“I have to go to three state-mandated programs. I like my individual counselor but all those programs is a lot of time. I feel most of it is a waste.” —Tracy
Tracy became an addict and an alcoholic at age 19, and joined a group which robbed and killed drug dealers. She was convicted of three counts of murder at 24.
Within the first two years of her 24-year prison term, Tracy received a cosmetology certificate from the New York State Department of Labor and worked as a barber, hairstylist, nail technician, and supervisor. Her children visited her regularly in prison; by the time she was released, she had grandchildren visiting her, too.

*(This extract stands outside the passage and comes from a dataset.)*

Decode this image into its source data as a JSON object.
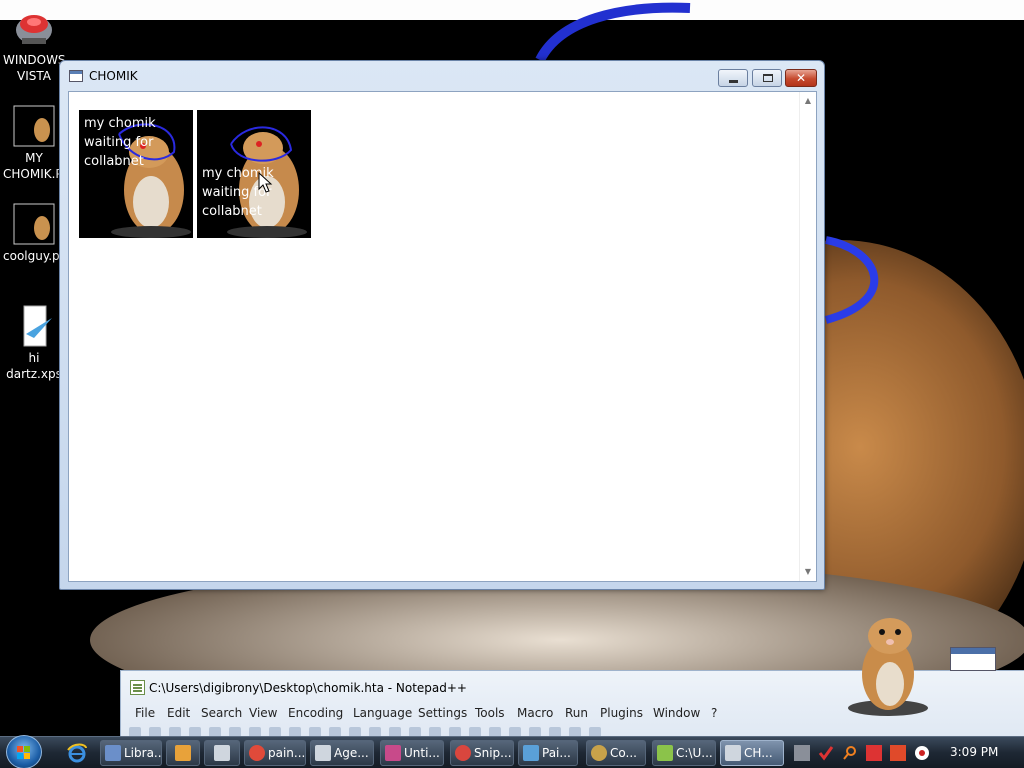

Tracy was released in February 2014. She has lived in five different places and has held several different jobs, but for the past year has worked at McDonald's.
"People have a stereotype about what women in prison look like, but they could be anybody."
Carol, one year after her release, with Darjay and her honorary grandchild Cecil (right), both almost three years old. Long Island City, NY (2014)
“I’ve always loved kids. They’re so innocent and full of joy. In prison, I wasn’t allowed to work on the nursery because I had a violent crime. Now it’s my chance.” —Carol
Carol spent 35 years in prison after being convicted of being complicit in her ex-husband’s murder at age 29.
Carol received a GED, an associate's degree, and a bachelor's degree. She worked in facility maintenance doing carpentry, plumbing, and masonry.
She was one the first inmates allowed to live in a two-family house on prison grounds, which was reserved for the most honored and trusted prisoners. For a time, she also lived in the prison hospital ward, after suffering a heart attack.
Carol was released in March 2013 and lives in housing owned by Hour Children, an organization that provides services to formerly incarcerated women, in Long Island City, New York.
Women who served in prison, Bennett said, “face the same issues that poor people in general face, with extra added hurdles" because of their convictions.
Carol with her friends Kelly (left) and Tina, after being admitted for treatment for heart disease. Mount Sinai Hospital, Long Island City, NY (2015)
“My last three years in prison I spent on the RMU [Regional Medical Unit]. It’s like a mini hospital, but it’s really isolating. It’s worse than solitary. No one can visit you because everyone’s in their programs during scheduled visiting hours.” —Carol
At 16, Evelyn, her girlfriend, and her girlfriend's brother came to New York from Puerto Rico on summer vacation and ended up working for a drug dealer.
They never returned home, and two years later were charged with murdering a man in the apartment where they worked. Evelyn pleaded guilty and went to prison for 17 years. She was 19.
In prison she received her GED, took college courses, and gained culinary skills. When she was released in April 2012, Evelyn fell in love with a woman and lived with her and her three children. The relationship lasted two years, and Evelyn now lives on her own, working (after a couple of promotions) as the executive chef of a corporate cafe. She is eligible for release from parole supervision in the spring.
“They become more than their crimes, and that’s really valuable.”
Evelyn at work in a corporate cafe before her promotion first to sous chef and then executive chef. New York City (2014)
“When I came home, I got a grant and went to a culinary program. My dream job is to work for a nice restaurant. ‘Evelyn, Sous Chef.’ Or to have my own food truck — Spanish food. I cook like my grandma. That’s the best instructor you can have. Everything she cooked was natural.” —Evelyn